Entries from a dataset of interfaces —
"""
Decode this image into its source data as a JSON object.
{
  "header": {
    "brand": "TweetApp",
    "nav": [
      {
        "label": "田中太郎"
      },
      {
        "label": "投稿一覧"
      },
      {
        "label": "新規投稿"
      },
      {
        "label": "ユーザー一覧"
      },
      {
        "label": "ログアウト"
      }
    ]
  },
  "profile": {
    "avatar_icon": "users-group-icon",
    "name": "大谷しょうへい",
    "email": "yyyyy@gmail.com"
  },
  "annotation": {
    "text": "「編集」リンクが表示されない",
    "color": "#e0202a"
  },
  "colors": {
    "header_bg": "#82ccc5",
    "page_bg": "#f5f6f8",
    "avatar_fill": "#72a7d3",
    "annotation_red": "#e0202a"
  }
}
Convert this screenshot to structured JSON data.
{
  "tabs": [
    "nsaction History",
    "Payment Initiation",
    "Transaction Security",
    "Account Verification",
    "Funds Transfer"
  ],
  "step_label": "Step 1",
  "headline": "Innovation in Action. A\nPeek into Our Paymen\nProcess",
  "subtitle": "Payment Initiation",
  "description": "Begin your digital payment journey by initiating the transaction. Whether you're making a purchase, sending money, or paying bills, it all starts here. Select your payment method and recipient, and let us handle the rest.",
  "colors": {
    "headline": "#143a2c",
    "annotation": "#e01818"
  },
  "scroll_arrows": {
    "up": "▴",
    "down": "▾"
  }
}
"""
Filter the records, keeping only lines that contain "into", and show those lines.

Result —
Decode this image into its source data as a JSON object.
  "headline": "Innovation in Action. A\nPeek into Our Paymen\nProcess",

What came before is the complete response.